Problem description - Each record must come back unchanged in your answer, stripped of its images.

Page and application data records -
^^^^^^^^

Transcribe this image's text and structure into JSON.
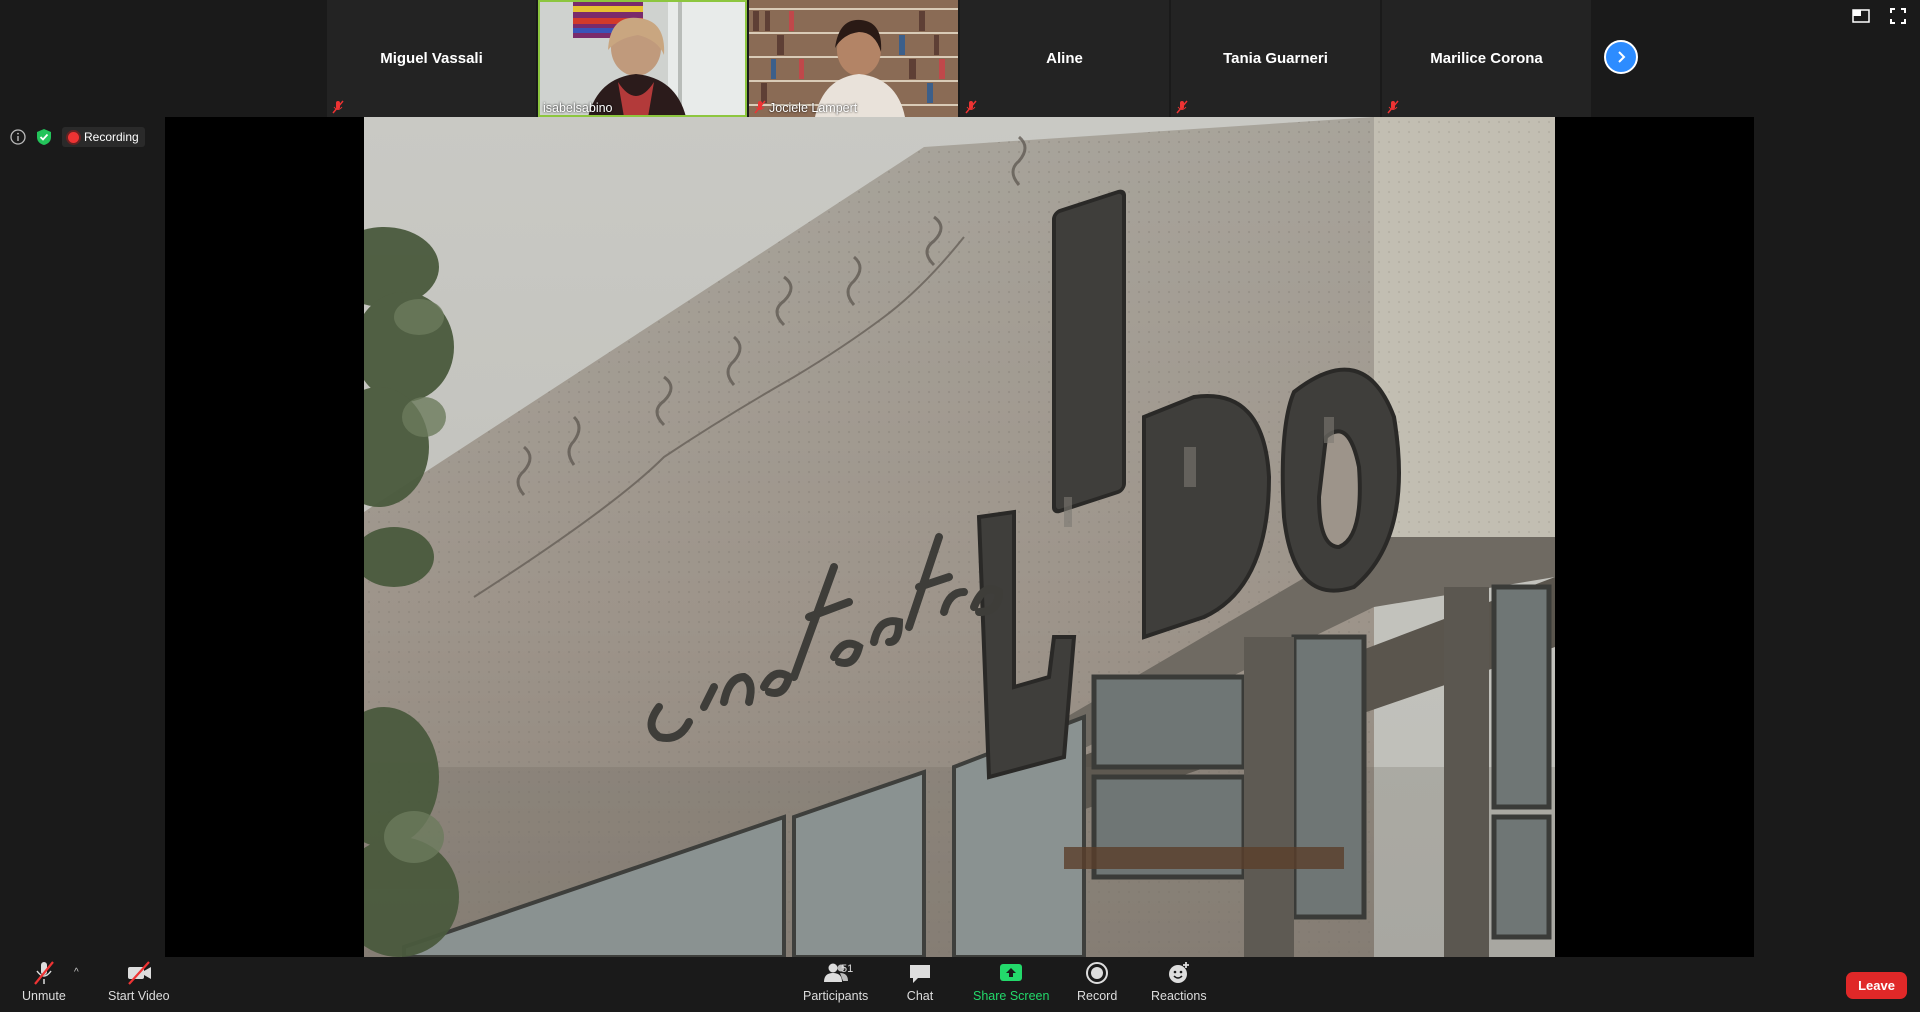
{
  "participants": [
    {
      "name": "Miguel Vassali",
      "muted": true,
      "video": false
    },
    {
      "name": "isabelsabino",
      "muted": false,
      "video": true,
      "active": true
    },
    {
      "name": "Jociele Lampert",
      "muted": true,
      "video": true
    },
    {
      "name": "Aline",
      "muted": true,
      "video": false
    },
    {
      "name": "Tania Guarneri",
      "muted": true,
      "video": false
    },
    {
      "name": "Marilice Corona",
      "muted": true,
      "video": false
    }
  ],
  "meeting": {
    "recording_label": "Recording"
  },
  "shared_content": {
    "sign_text": "cine teatro LIDO"
  },
  "toolbar": {
    "unmute_label": "Unmute",
    "start_video_label": "Start Video",
    "participants_label": "Participants",
    "participants_count": "51",
    "chat_label": "Chat",
    "share_screen_label": "Share Screen",
    "record_label": "Record",
    "reactions_label": "Reactions",
    "leave_label": "Leave"
  },
  "colors": {
    "accent_blue": "#2d8cff",
    "leave_red": "#e02828",
    "share_green": "#23d96b",
    "active_speaker": "#8dc63f"
  }
}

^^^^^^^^

Result for this task -
Transcribe this image's text and structure into JSON.
{
  "participants": [
    {
      "name": "Miguel Vassali",
      "muted": true,
      "video": false
    },
    {
      "name": "isabelsabino",
      "muted": false,
      "video": true,
      "active": true
    },
    {
      "name": "Jociele Lampert",
      "muted": true,
      "video": true
    },
    {
      "name": "Aline",
      "muted": true,
      "video": false
    },
    {
      "name": "Tania Guarneri",
      "muted": true,
      "video": false
    },
    {
      "name": "Marilice Corona",
      "muted": true,
      "video": false
    }
  ],
  "meeting": {
    "recording_label": "Recording"
  },
  "shared_content": {
    "sign_text": "cine teatro LIDO"
  },
  "toolbar": {
    "unmute_label": "Unmute",
    "start_video_label": "Start Video",
    "participants_label": "Participants",
    "participants_count": "51",
    "chat_label": "Chat",
    "share_screen_label": "Share Screen",
    "record_label": "Record",
    "reactions_label": "Reactions",
    "leave_label": "Leave"
  },
  "colors": {
    "accent_blue": "#2d8cff",
    "leave_red": "#e02828",
    "share_green": "#23d96b",
    "active_speaker": "#8dc63f"
  }
}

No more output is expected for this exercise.